PROBLEM TO WORK ON:
Please find the lines in the entries below that contain the word "商品モニターレビュー", and copy each one.

Extracted records:
◇ ◇ ◇ ◇ ◇ ◇ ◇

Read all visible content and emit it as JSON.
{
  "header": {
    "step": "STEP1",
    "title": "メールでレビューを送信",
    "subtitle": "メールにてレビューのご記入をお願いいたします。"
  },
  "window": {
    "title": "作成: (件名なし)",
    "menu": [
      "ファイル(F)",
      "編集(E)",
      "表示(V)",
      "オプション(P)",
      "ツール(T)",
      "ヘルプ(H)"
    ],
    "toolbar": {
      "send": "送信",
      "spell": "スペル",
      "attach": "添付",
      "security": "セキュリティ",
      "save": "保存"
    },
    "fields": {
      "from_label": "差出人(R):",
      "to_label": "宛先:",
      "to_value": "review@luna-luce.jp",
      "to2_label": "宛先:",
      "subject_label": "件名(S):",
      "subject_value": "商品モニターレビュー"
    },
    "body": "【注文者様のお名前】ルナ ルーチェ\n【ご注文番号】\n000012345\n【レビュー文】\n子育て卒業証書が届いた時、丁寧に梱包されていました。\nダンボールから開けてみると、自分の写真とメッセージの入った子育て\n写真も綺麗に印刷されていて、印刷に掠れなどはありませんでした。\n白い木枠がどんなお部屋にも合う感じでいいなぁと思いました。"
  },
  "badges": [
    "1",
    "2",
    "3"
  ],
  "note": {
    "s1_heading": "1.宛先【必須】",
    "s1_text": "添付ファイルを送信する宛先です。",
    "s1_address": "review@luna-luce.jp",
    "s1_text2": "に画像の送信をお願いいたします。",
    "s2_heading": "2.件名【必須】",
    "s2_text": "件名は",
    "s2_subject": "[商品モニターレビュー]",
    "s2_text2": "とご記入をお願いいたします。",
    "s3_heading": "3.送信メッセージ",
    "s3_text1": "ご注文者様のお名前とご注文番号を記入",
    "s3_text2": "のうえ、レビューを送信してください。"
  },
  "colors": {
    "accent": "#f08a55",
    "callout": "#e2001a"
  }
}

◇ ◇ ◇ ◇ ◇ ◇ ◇

RESULT FOR THIS EXERCISE:
      "subject_value": "商品モニターレビュー"
    "s2_subject": "[商品モニターレビュー]",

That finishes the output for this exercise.